▸ ACTIVITY
How many of the lines below hold "that"? Only the number, please.

▸ ENTRIES PROVIDED
__________________________________________________
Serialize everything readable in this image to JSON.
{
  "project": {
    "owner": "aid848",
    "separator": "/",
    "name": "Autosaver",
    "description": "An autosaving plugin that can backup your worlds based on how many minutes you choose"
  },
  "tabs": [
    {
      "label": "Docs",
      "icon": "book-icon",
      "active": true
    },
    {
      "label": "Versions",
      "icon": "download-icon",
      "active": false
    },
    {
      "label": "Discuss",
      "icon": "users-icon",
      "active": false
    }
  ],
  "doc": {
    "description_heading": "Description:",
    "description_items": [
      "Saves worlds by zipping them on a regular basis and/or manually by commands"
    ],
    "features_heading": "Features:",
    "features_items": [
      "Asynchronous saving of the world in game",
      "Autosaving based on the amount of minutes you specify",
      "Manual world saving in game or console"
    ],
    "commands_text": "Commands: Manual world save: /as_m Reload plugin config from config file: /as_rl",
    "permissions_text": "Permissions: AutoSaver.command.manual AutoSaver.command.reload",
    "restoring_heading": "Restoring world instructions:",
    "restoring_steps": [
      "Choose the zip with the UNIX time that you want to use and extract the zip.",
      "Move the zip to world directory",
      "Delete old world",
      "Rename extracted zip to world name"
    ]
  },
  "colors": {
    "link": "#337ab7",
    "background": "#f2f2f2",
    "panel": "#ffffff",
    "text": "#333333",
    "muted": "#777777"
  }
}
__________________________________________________
▸ RESPONSE BOX
2